Task prompt: Return every line below in which "this" appears.

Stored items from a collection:
>>>>

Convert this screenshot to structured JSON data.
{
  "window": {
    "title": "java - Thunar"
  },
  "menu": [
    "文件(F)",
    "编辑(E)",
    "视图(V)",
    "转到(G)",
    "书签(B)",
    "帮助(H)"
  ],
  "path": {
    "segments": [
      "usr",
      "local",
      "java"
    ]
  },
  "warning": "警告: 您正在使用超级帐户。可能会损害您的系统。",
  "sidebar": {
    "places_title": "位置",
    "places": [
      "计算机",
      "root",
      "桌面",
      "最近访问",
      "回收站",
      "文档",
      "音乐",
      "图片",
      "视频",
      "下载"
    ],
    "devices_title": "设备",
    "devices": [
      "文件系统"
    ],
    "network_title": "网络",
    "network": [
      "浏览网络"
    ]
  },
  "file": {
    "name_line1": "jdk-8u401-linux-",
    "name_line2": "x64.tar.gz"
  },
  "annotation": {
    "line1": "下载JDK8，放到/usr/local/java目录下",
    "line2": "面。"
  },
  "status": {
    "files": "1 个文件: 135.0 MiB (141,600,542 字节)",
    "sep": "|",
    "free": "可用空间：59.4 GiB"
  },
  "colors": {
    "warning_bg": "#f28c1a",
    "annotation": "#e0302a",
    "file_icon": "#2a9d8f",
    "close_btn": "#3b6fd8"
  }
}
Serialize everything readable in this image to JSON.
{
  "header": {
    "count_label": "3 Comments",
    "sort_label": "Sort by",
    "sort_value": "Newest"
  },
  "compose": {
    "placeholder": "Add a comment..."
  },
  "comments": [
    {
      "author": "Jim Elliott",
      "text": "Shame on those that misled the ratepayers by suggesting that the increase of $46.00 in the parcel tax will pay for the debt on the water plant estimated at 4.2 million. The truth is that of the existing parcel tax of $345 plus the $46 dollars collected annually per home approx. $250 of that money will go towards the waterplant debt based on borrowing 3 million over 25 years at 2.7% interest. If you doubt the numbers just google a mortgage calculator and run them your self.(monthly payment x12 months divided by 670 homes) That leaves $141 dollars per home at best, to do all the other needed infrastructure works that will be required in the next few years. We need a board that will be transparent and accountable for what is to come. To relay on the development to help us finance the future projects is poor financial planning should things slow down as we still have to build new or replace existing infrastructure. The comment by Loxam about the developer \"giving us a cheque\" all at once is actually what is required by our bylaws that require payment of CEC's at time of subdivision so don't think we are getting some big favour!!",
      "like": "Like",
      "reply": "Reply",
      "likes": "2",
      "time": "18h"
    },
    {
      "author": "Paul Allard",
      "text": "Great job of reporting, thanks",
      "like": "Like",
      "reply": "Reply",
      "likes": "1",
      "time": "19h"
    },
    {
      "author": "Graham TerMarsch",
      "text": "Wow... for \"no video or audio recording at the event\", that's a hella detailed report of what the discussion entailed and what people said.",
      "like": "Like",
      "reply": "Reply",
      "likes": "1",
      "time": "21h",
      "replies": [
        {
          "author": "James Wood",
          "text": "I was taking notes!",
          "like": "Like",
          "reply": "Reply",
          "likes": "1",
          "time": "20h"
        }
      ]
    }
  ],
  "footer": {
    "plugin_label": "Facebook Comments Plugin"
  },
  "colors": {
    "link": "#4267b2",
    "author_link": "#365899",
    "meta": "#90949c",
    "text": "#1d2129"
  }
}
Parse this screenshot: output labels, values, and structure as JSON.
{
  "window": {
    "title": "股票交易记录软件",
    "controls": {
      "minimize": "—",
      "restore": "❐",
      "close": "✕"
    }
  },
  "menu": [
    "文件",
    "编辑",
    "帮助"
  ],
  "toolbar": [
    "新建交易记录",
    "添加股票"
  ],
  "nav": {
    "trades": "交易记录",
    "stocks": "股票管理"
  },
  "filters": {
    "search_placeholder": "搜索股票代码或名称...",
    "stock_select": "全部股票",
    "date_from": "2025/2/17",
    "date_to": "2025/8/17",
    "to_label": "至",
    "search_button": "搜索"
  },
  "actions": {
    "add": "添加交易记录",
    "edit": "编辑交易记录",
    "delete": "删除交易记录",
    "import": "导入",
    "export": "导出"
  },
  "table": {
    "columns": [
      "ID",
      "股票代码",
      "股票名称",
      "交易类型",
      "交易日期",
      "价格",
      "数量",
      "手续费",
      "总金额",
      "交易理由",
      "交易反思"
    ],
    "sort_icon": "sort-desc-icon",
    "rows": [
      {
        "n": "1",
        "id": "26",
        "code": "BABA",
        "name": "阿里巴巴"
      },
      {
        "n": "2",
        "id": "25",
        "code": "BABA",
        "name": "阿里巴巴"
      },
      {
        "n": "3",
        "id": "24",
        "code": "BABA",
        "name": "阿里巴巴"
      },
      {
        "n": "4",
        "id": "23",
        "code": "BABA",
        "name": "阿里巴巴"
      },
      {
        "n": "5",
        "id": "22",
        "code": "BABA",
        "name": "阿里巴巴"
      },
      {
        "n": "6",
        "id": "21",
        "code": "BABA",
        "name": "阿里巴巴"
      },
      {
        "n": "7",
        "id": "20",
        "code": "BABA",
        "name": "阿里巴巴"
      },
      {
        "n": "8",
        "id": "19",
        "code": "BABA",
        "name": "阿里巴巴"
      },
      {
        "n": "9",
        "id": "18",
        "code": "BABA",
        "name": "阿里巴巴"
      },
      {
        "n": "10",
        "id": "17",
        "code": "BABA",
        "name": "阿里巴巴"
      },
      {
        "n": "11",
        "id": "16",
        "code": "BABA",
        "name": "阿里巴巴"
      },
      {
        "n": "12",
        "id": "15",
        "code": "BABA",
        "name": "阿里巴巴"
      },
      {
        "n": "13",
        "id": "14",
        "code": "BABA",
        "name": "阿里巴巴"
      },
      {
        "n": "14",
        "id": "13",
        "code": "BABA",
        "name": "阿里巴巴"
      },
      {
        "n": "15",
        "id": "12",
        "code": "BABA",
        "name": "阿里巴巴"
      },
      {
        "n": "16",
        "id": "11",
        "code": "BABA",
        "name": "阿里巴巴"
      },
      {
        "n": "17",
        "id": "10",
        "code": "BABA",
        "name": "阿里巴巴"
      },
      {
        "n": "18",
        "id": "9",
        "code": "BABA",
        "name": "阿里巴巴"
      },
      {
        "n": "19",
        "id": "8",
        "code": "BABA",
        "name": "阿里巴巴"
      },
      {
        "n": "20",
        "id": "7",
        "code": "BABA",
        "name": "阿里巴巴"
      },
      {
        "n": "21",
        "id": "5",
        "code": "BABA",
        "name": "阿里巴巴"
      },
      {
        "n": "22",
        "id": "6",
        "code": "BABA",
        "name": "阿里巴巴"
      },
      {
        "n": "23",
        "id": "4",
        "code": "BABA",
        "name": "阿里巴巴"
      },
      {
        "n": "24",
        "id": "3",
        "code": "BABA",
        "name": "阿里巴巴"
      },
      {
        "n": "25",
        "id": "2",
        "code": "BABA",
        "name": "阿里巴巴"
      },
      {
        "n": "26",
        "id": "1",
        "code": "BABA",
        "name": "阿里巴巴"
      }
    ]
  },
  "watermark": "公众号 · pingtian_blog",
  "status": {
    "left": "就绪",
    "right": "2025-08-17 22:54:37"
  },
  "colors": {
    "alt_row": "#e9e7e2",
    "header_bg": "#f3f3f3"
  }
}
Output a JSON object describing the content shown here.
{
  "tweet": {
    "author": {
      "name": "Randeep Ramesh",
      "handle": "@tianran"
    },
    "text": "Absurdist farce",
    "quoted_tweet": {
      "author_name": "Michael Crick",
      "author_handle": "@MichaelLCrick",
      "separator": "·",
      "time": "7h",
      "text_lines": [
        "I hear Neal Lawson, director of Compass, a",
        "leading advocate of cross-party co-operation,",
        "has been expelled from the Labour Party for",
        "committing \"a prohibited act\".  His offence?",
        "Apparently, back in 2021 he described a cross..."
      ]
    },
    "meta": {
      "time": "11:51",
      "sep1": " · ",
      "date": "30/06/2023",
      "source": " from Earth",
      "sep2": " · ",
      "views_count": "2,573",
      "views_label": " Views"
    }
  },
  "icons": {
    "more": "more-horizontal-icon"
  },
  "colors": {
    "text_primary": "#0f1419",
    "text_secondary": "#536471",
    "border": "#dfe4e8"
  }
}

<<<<

Written reply:
Convert this screenshot to structured JSON data.
Serialize everything readable in this image to JSON.
Parse this screenshot: output labels, values, and structure as JSON.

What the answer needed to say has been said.